Calculate Your Perceived Stress Scale Score

Begin the PSS

 

How Naturopathic Medicine Can Help

The treatment of stress encompasses a multi-factorial approach that addresses your body’s physiological imbalances (i.e., elevated cortisol), while providing long-term solutions to help you manage and cope with your daily stressors in a healthy manner. Some of the therapies that I use include:

Clinical Nutrition and Herbal Supplementation

Nutritional and herbal supplementation is the foundation of the early treatment of stress. Proper nutrition ensures that you are fueling your body with the resources to maintain sufficient immune system health and overall function. Supplementation with B-vitamins, for example, are helpful because they are critical for energy production and are important co-factors in the production of stress hormones, as well as other brain neurotransmitters including serotonin, dopamine, and epinephrine. The use of herbal adaptogens are also beneficial, as they help increase the body’s resistance and vitality, while reducing the stress reactions that occur during a stress response.

Acupuncture

Acupuncture has a remarkably calming effect on the body, and can be helpful for people who have trouble sleeping. By inserting thin needles into specific areas, acupuncture can reduce tension of muscles and promote a state of relaxation. In a recent Cochrane Review of 11 different research trials, for example, the authors concluded that acupuncture could be a valuable non-pharmacological tool in patients with frequent episodic or chronic tension-type headaches.

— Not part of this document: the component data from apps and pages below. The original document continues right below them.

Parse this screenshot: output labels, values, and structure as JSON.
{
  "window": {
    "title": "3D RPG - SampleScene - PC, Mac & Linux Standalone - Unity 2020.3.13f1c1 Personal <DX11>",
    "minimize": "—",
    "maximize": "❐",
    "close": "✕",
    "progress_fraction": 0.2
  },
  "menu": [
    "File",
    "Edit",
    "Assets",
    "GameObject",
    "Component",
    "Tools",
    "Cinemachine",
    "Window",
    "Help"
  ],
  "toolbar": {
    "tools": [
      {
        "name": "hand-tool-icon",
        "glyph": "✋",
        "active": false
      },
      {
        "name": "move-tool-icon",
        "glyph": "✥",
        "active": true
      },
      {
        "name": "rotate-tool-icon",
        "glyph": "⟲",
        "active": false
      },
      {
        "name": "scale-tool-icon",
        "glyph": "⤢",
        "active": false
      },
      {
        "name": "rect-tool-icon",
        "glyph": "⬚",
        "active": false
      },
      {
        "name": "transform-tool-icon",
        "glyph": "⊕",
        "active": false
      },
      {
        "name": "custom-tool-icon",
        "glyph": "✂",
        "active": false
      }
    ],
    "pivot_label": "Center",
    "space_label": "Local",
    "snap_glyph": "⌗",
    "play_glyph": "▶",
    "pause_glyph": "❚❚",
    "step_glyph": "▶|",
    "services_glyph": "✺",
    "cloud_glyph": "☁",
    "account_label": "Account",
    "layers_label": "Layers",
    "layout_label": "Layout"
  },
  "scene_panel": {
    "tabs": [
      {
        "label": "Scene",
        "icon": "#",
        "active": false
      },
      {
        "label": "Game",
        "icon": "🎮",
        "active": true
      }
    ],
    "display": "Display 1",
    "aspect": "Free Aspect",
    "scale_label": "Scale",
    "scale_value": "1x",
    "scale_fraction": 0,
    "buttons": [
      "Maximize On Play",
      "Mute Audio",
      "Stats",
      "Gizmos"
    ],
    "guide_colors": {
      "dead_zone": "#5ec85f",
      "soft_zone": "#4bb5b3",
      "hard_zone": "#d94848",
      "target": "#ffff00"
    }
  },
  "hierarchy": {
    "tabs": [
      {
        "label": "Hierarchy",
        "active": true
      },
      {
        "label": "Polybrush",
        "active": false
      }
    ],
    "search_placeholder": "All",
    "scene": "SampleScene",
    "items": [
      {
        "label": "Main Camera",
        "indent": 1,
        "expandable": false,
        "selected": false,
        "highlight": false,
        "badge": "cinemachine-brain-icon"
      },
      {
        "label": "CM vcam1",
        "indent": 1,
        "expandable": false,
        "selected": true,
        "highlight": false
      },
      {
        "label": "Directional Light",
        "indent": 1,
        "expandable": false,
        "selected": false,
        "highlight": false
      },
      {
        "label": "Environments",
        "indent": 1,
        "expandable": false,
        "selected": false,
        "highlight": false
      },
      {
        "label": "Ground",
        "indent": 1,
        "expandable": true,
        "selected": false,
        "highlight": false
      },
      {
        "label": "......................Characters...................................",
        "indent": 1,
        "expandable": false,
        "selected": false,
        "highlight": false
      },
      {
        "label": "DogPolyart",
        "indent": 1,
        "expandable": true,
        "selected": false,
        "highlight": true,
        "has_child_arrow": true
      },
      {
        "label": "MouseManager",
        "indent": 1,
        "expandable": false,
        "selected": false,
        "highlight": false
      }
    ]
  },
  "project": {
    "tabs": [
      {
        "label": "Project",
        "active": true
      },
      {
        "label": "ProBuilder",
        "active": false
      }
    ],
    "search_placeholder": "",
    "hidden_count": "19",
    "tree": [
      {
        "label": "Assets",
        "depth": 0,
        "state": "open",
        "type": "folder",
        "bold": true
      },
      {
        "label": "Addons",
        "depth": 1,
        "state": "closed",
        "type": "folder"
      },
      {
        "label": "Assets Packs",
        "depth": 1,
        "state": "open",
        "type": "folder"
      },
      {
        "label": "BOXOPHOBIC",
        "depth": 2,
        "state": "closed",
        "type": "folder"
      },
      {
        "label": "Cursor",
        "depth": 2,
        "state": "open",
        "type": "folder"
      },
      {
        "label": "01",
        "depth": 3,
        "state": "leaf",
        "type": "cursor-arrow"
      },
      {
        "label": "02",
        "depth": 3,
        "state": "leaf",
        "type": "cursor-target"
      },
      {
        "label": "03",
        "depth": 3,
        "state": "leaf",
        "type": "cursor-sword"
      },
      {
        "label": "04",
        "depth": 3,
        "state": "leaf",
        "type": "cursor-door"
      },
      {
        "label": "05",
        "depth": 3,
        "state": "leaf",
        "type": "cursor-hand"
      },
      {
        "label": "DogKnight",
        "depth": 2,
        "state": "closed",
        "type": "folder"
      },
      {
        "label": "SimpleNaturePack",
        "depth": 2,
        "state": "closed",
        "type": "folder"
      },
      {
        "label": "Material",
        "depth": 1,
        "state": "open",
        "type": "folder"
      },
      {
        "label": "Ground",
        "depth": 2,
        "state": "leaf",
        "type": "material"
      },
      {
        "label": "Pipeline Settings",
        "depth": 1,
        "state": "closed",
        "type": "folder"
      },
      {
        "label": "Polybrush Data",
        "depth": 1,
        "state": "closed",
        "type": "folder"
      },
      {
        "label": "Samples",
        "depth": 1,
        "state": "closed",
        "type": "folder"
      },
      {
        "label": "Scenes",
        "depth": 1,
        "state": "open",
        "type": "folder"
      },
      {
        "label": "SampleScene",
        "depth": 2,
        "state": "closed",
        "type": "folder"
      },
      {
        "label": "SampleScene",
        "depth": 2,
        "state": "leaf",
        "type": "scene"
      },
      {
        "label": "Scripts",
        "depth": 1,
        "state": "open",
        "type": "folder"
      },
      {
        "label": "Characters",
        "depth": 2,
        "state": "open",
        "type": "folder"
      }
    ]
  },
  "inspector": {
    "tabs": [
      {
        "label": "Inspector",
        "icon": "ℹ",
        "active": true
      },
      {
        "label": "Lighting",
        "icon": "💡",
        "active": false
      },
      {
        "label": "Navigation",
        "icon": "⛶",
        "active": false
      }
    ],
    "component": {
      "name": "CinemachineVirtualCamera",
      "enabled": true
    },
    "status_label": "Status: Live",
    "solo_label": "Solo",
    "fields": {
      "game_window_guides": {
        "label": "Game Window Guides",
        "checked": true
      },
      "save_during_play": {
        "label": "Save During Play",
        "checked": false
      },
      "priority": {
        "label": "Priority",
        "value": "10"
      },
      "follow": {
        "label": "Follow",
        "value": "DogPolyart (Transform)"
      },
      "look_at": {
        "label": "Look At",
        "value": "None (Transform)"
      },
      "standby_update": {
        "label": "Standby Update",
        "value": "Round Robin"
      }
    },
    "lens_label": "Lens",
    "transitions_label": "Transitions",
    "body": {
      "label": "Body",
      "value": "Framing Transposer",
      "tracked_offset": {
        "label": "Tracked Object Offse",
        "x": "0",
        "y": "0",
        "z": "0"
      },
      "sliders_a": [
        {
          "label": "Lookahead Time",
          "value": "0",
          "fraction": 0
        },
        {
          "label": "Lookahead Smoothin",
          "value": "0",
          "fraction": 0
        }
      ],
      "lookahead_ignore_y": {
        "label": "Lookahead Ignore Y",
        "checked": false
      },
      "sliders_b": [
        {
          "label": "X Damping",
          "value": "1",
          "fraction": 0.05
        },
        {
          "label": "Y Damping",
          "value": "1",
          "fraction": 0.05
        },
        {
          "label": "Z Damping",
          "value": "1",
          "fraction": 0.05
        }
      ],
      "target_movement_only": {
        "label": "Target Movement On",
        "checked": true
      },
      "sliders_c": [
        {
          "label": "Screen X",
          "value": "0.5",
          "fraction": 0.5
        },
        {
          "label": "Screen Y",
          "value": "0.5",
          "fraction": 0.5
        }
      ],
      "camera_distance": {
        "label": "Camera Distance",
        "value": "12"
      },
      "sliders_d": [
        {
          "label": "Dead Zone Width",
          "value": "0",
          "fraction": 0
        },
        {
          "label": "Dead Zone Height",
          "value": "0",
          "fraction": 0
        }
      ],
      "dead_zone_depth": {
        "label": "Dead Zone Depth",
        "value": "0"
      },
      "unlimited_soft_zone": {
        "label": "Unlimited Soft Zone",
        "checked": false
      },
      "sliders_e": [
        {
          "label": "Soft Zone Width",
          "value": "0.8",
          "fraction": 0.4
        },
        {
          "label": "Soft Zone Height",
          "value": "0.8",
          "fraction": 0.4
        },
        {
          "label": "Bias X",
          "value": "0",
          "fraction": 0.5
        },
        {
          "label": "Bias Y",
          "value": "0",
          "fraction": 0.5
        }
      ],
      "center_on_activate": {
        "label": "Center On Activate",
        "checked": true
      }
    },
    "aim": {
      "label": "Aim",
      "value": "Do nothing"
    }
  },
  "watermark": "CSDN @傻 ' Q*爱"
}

Lifestyle Modification

Adapting behavioral changes of how you cope with stress is paramount for your overall health and well-being. Recognizing chronic stressors, working on self-development, improving sleep hygiene, and exercise are all important factors that contribute to the long-term management of stress.

Book your appointment today for a personalized treatment program to manage your stress and optimize your health.

References:
http://www.statcan.gc.ca/pub/11-008-x/2011002/article/11562-eng.htm
Cohen S, Kamarck T, Mermelstein R (1983). A Global Measure of Perceived Stress. Journal of Health and Social Behaviour 24(4): 385-396.
Cohen, S., & Williamson, G. (1988). Perceived stress in a probability sample of the United States. In S. Spacapam & S. Oskamp (Eds.), The social psychology of health: Claremont Symposium on applied social psychology. Newbury Park, CA: Sage
Linde K, Allais G, Brinkhaus B, Manheimer E, Vickers A, White AR. Acupuncture for tension-type headache. Cochrane Database of Systematic Reviews 2009, Issue 1. Art. No.: CD007587. DOI: 10.1002/14651858.CD007587